Thank you to Grist for covering the Pennsylvania mercury-rule saga. This critical state rule will of course go well beyond the ineffective industry-loving federal rule, protecting public health and wildlife from toxic mercury pollution. Grist’s coverage gets it mostly right, but it was slightly inaccurate, however.
You mentioned that the Legislative Reference Bureau was siding with the state Senate. In fact, the position of the majority of the Senate has changed radically since they voted in June 2006 on the matter, and this move by the LRB was unsanctioned by them. It was specifically requested by two state senators — Sen. Mary Jo White (R) and Sen. Robert Jubelirer (R) — and is being challenged by the governor’s office as being well beyond the LRB’s authority. The Senate had the opportunity to challenge the mercury rule at the end of the legislative session and did not; the additional time for review is under dispute and is being pushed by (again) Sen. White. So, there is not really harmony between the entire Senate and the LRB on this matter.
Between June and December 2006, many senators changed their positions as modifications were made to the state rule, and as nearly 11,000 Pennsylvanians submitted comments in support of the rule (only 37 were against!). This, by the way, was a state record (next highest was about 5,000 comments).
Thanks for your fantastic coverage, as always! Just wanted to clarify what I think is an important point.
Heather Sage, Director of Outreach
Citizens for Pennsylvania’s Future (PennFuture)
Umbra’s well-worded column in response to the sushi rebuff was fantastic! The harder I push my friends and coworkers, the more they tend to resist all of my ideas.
The solution is about alternatives, not abstinence. Heck, even priests have a problem with that!
Love the column. Please keep up the great work!
Thank you for your refreshing, insightful, and downright funny Ask Umbra column. I get tremendous enjoyment, lots of handy facts, and a great resource to refer friends to when preaching the green way of life. I’ve had several friends interested in global climate change and I’ve sent them your way to research more information. Without fail, they let me know that they started out reading one or two columns, then spent hours trolling the archives. Thank you for the work you do.
Palo Alto, Calif.
I am continually pleased with Grist — great stories, quality writing, and humor on top of it. I love that Grist takes pains to give credit where it’s due and is not as cynical as other environmental groups. When some corporate giant says it’s going green, Grist gives them credit for trying, points out what’s good about it, and interviews an executive, all the while encouraging them to do more, rather than just label it “greenwashing” and never give them a positive word of encouragement. I know this is a simplistic description, and of course, if it were that simple, it wouldn’t be as good. But Grist seems to find the good news everywhere, without minimizing the bad. Grist is simply my favorite source of environmental news, and one of the few e-newsletters that I actually read every week, and look forward to! It is well worth my time.

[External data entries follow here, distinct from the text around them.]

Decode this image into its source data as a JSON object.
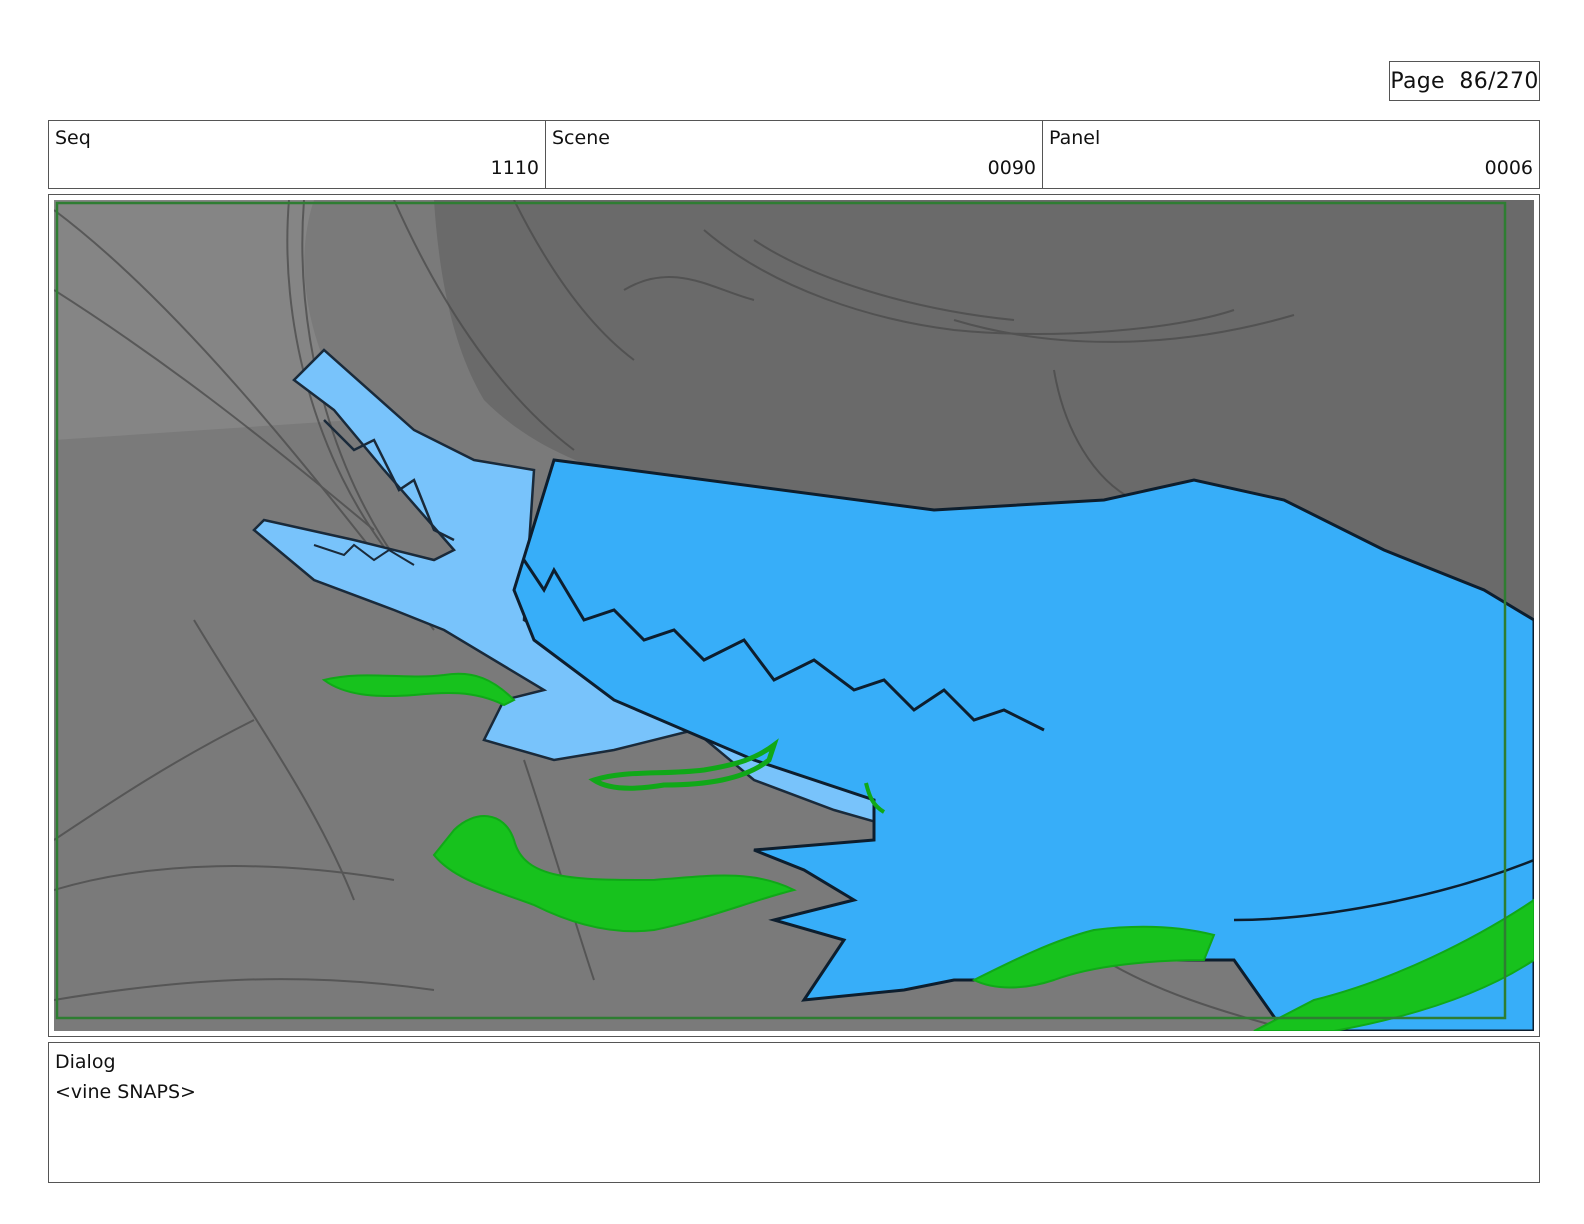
{
  "page": {
    "label": "Page",
    "number": "86/270"
  },
  "header": {
    "seq": {
      "label": "Seq",
      "value": "1110"
    },
    "scene": {
      "label": "Scene",
      "value": "0090"
    },
    "panel": {
      "label": "Panel",
      "value": "0006"
    }
  },
  "dialog": {
    "label": "Dialog",
    "text": "<vine SNAPS>"
  },
  "colors": {
    "background_dark": "#6a6a6a",
    "background_light": "#7c7c7c",
    "creature_main": "#37aef9",
    "creature_light": "#78c3fb",
    "vine": "#17c21d",
    "outline": "#0d1e2e",
    "safe_frame": "#2e7d32"
  }
}
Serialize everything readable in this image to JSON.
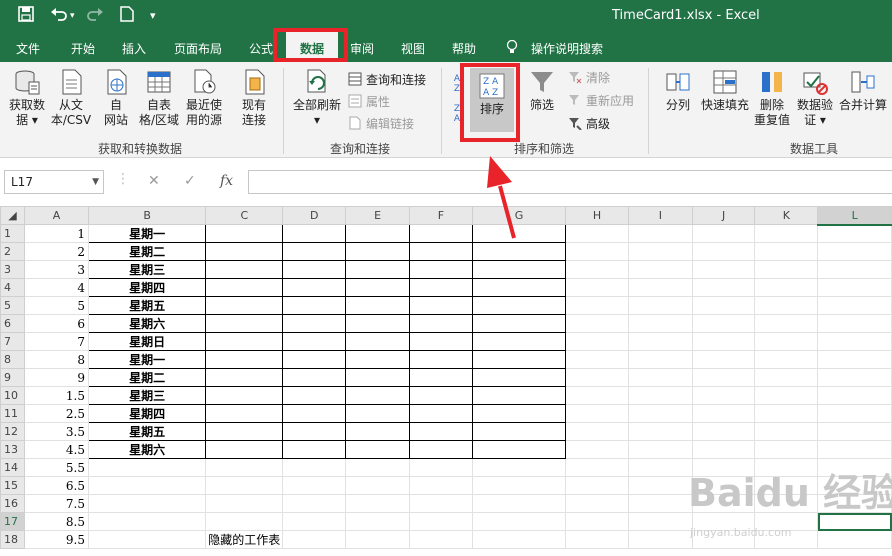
{
  "titlebar": {
    "title": "TimeCard1.xlsx  -  Excel",
    "save_icon": "save-icon",
    "undo_icon": "undo-icon",
    "redo_icon": "redo-icon",
    "new_icon": "new-file-icon",
    "customize_icon": "customize-icon"
  },
  "tabs": {
    "file": "文件",
    "home": "开始",
    "insert": "插入",
    "layout": "页面布局",
    "formulas": "公式",
    "data": "数据",
    "review": "审阅",
    "view": "视图",
    "help": "帮助",
    "tellme": "操作说明搜索"
  },
  "ribbon": {
    "get_data": [
      "获取数",
      "据 ▾"
    ],
    "from_text": [
      "从文",
      "本/CSV"
    ],
    "from_web": [
      "自",
      "网站"
    ],
    "from_table": [
      "自表",
      "格/区域"
    ],
    "recent_sources": [
      "最近使",
      "用的源"
    ],
    "existing_conn": [
      "现有",
      "连接"
    ],
    "group_get": "获取和转换数据",
    "refresh_all": [
      "全部刷新",
      "▾"
    ],
    "queries_conn": "查询和连接",
    "properties": "属性",
    "edit_links": "编辑链接",
    "group_query": "查询和连接",
    "sort": "排序",
    "filter": "筛选",
    "clear": "清除",
    "reapply": "重新应用",
    "advanced": "高级",
    "group_sort": "排序和筛选",
    "split": "分列",
    "flash_fill": "快速填充",
    "remove_dup": [
      "删除",
      "重复值"
    ],
    "validation": [
      "数据验",
      "证 ▾"
    ],
    "consolidate": "合并计算",
    "group_tools": "数据工具"
  },
  "formula_bar": {
    "name_box": "L17",
    "cancel": "✕",
    "enter": "✓",
    "fx": "fx",
    "value": ""
  },
  "sheet": {
    "columns": [
      "A",
      "B",
      "C",
      "D",
      "E",
      "F",
      "G",
      "H",
      "I",
      "J",
      "K",
      "L"
    ],
    "rows": [
      {
        "n": "1",
        "a": "1",
        "b": "星期一"
      },
      {
        "n": "2",
        "a": "2",
        "b": "星期二"
      },
      {
        "n": "3",
        "a": "3",
        "b": "星期三"
      },
      {
        "n": "4",
        "a": "4",
        "b": "星期四"
      },
      {
        "n": "5",
        "a": "5",
        "b": "星期五"
      },
      {
        "n": "6",
        "a": "6",
        "b": "星期六"
      },
      {
        "n": "7",
        "a": "7",
        "b": "星期日"
      },
      {
        "n": "8",
        "a": "8",
        "b": "星期一"
      },
      {
        "n": "9",
        "a": "9",
        "b": "星期二"
      },
      {
        "n": "10",
        "a": "1.5",
        "b": "星期三"
      },
      {
        "n": "11",
        "a": "2.5",
        "b": "星期四"
      },
      {
        "n": "12",
        "a": "3.5",
        "b": "星期五"
      },
      {
        "n": "13",
        "a": "4.5",
        "b": "星期六"
      },
      {
        "n": "14",
        "a": "5.5",
        "b": ""
      },
      {
        "n": "15",
        "a": "6.5",
        "b": ""
      },
      {
        "n": "16",
        "a": "7.5",
        "b": ""
      },
      {
        "n": "17",
        "a": "8.5",
        "b": ""
      },
      {
        "n": "18",
        "a": "9.5",
        "b": ""
      }
    ],
    "note_c18": "隐藏的工作表",
    "selected_cell": "L17"
  },
  "watermark": {
    "main": "Baidu 经验",
    "sub": "jingyan.baidu.com"
  },
  "colors": {
    "accent": "#217346",
    "highlight": "#e8232a"
  }
}
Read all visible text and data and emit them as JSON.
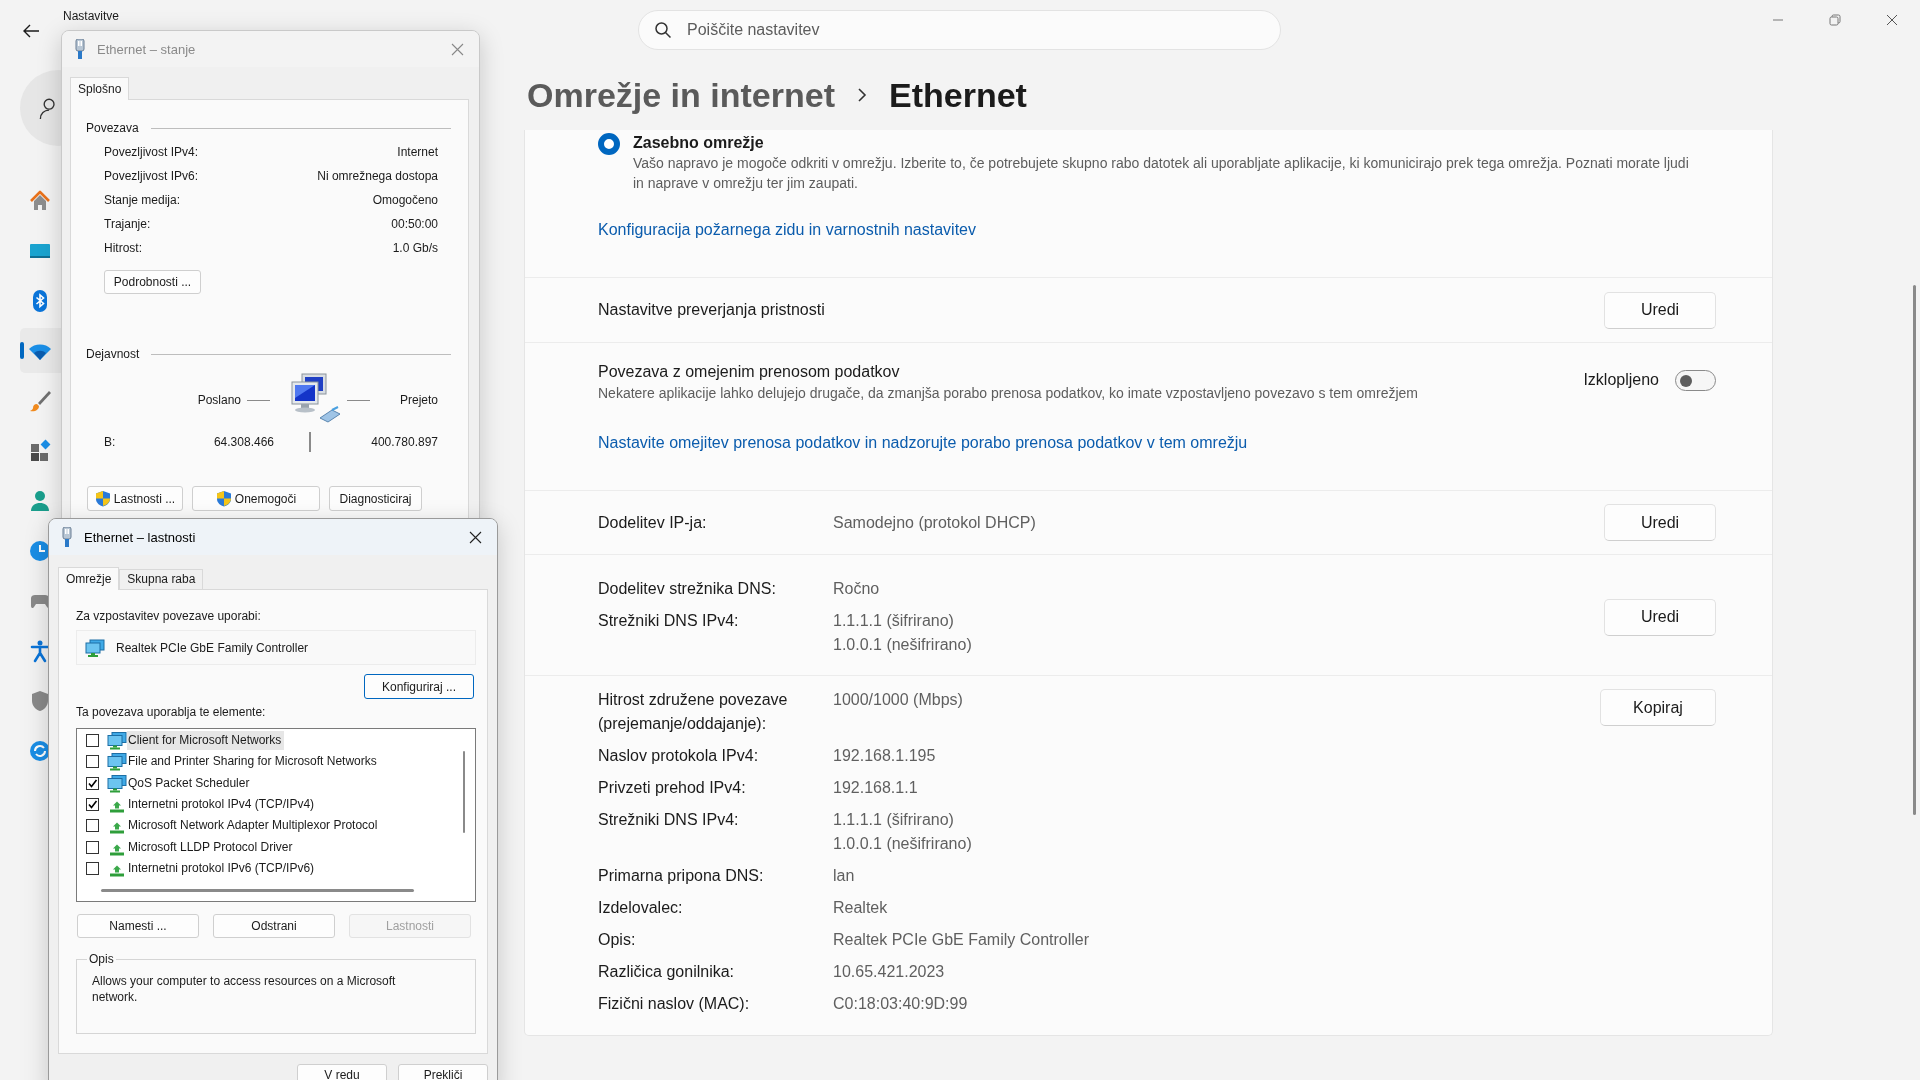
{
  "window": {
    "title": "Nastavitve"
  },
  "search": {
    "placeholder": "Poiščite nastavitev"
  },
  "sidebar": {
    "items": [
      {
        "kind": "home",
        "selected": false
      },
      {
        "kind": "system",
        "selected": false
      },
      {
        "kind": "bluetooth",
        "selected": false
      },
      {
        "kind": "network",
        "selected": true
      },
      {
        "kind": "personalization",
        "selected": false
      },
      {
        "kind": "apps",
        "selected": false
      },
      {
        "kind": "accounts",
        "selected": false
      },
      {
        "kind": "time",
        "selected": false
      },
      {
        "kind": "gaming",
        "selected": false
      },
      {
        "kind": "accessibility",
        "selected": false
      },
      {
        "kind": "privacy",
        "selected": false
      },
      {
        "kind": "update",
        "selected": false
      }
    ]
  },
  "breadcrumb": [
    "Omrežje in internet",
    "Ethernet"
  ],
  "sections": [
    {
      "kind": "profile",
      "option": {
        "label": "Zasebno omrežje",
        "description": "Vašo napravo je mogoče odkriti v omrežju. Izberite to, če potrebujete skupno rabo datotek ali uporabljate aplikacije, ki komunicirajo prek tega omrežja. Poznati morate ljudi in naprave v omrežju ter jim zaupati.",
        "selected": true
      },
      "link": "Konfiguracija požarnega zidu in varnostnih nastavitev"
    },
    {
      "kind": "setting",
      "label": "Nastavitve preverjanja pristnosti",
      "button": "Uredi"
    },
    {
      "kind": "metered",
      "label": "Povezava z omejenim prenosom podatkov",
      "description": "Nekatere aplikacije lahko delujejo drugače, da zmanjša porabo prenosa podatkov, ko imate vzpostavljeno povezavo s tem omrežjem",
      "state_label": "Izklopljeno",
      "on": false,
      "link": "Nastavite omejitev prenosa podatkov in nadzorujte porabo prenosa podatkov v tem omrežju"
    },
    {
      "kind": "properties",
      "rows": [
        {
          "label": "Dodelitev IP-ja:",
          "values": [
            "Samodejno (protokol DHCP)"
          ]
        }
      ],
      "button": "Uredi"
    },
    {
      "kind": "properties",
      "rows": [
        {
          "label": "Dodelitev strežnika DNS:",
          "values": [
            "Ročno"
          ]
        },
        {
          "label": "Strežniki DNS IPv4:",
          "values": [
            "1.1.1.1 (šifrirano)",
            "1.0.0.1 (nešifrirano)"
          ]
        }
      ],
      "button": "Uredi"
    },
    {
      "kind": "properties",
      "rows": [
        {
          "label": "Hitrost združene povezave (prejemanje/oddajanje):",
          "values": [
            "1000/1000 (Mbps)"
          ]
        },
        {
          "label": "Naslov protokola IPv4:",
          "values": [
            "192.168.1.195"
          ]
        },
        {
          "label": "Privzeti prehod IPv4:",
          "values": [
            "192.168.1.1"
          ]
        },
        {
          "label": "Strežniki DNS IPv4:",
          "values": [
            "1.1.1.1 (šifrirano)",
            "1.0.0.1 (nešifrirano)"
          ]
        },
        {
          "label": "Primarna pripona DNS:",
          "values": [
            "lan"
          ]
        },
        {
          "label": "Izdelovalec:",
          "values": [
            "Realtek"
          ]
        },
        {
          "label": "Opis:",
          "values": [
            "Realtek PCIe GbE Family Controller"
          ]
        },
        {
          "label": "Različica gonilnika:",
          "values": [
            "10.65.421.2023"
          ]
        },
        {
          "label": "Fizični naslov (MAC):",
          "values": [
            "C0:18:03:40:9D:99"
          ]
        }
      ],
      "button": "Kopiraj"
    }
  ],
  "status_dialog": {
    "title": "Ethernet – stanje",
    "active": false,
    "tabs": [
      {
        "label": "Splošno",
        "selected": true
      }
    ],
    "connection": {
      "heading": "Povezava",
      "rows": [
        {
          "label": "Povezljivost IPv4:",
          "value": "Internet"
        },
        {
          "label": "Povezljivost IPv6:",
          "value": "Ni omrežnega dostopa"
        },
        {
          "label": "Stanje medija:",
          "value": "Omogočeno"
        },
        {
          "label": "Trajanje:",
          "value": "00:50:00"
        },
        {
          "label": "Hitrost:",
          "value": "1.0 Gb/s"
        }
      ],
      "button": "Podrobnosti ..."
    },
    "activity": {
      "heading": "Dejavnost",
      "sent_label": "Poslano",
      "received_label": "Prejeto",
      "bytes_label": "B:",
      "sent": "64.308.466",
      "received": "400.780.897"
    },
    "buttons": [
      {
        "label": "Lastnosti ...",
        "shield": true
      },
      {
        "label": "Onemogoči",
        "shield": true
      },
      {
        "label": "Diagnosticiraj",
        "shield": false
      }
    ]
  },
  "properties_dialog": {
    "title": "Ethernet – lastnosti",
    "active": true,
    "tabs": [
      {
        "label": "Omrežje",
        "selected": true
      },
      {
        "label": "Skupna raba",
        "selected": false
      }
    ],
    "connect_using_label": "Za vzpostavitev povezave uporabi:",
    "adapter": "Realtek PCIe GbE Family Controller",
    "configure_button": "Konfiguriraj ...",
    "items_label": "Ta povezava uporablja te elemente:",
    "items": [
      {
        "label": "Client for Microsoft Networks",
        "kind": "service",
        "checked": false,
        "selected": true
      },
      {
        "label": "File and Printer Sharing for Microsoft Networks",
        "kind": "service",
        "checked": false,
        "selected": false
      },
      {
        "label": "QoS Packet Scheduler",
        "kind": "service",
        "checked": true,
        "selected": false
      },
      {
        "label": "Internetni protokol IPv4 (TCP/IPv4)",
        "kind": "protocol",
        "checked": true,
        "selected": false
      },
      {
        "label": "Microsoft Network Adapter Multiplexor Protocol",
        "kind": "protocol",
        "checked": false,
        "selected": false
      },
      {
        "label": "Microsoft LLDP Protocol Driver",
        "kind": "protocol",
        "checked": false,
        "selected": false
      },
      {
        "label": "Internetni protokol IPv6 (TCP/IPv6)",
        "kind": "protocol",
        "checked": false,
        "selected": false
      }
    ],
    "buttons": [
      {
        "label": "Namesti ...",
        "disabled": false
      },
      {
        "label": "Odstrani",
        "disabled": false
      },
      {
        "label": "Lastnosti",
        "disabled": true
      }
    ],
    "description": {
      "heading": "Opis",
      "text": "Allows your computer to access resources on a Microsoft network."
    },
    "footer_buttons": [
      "V redu",
      "Prekliči"
    ]
  }
}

When are you going to have “sexy eco-geek” personals as part of the site? At the very least, you ought to be able to do some fundraising by auctioning off dates with the staff and/or associated hot, mindful, lusty earth-savers.
They could even involve some sort of shameless do-gooderism. Hell, you could start a trend of going dutch on a coastal garbage pickup or a paper products protest, like one of those abstinence pledges for teens, except you get to do it as soon as you’ve done your good deed(s).
New York, N.Y.
Editor’s note: My, how we love good deeds. Especially shameless good deeds. And we support readers doing as many of them as possible. There probably won’t be a personals section any time soon (though we are considering starting one), but you’ve got our email address if you want to come, ahem, plant some seeds with us.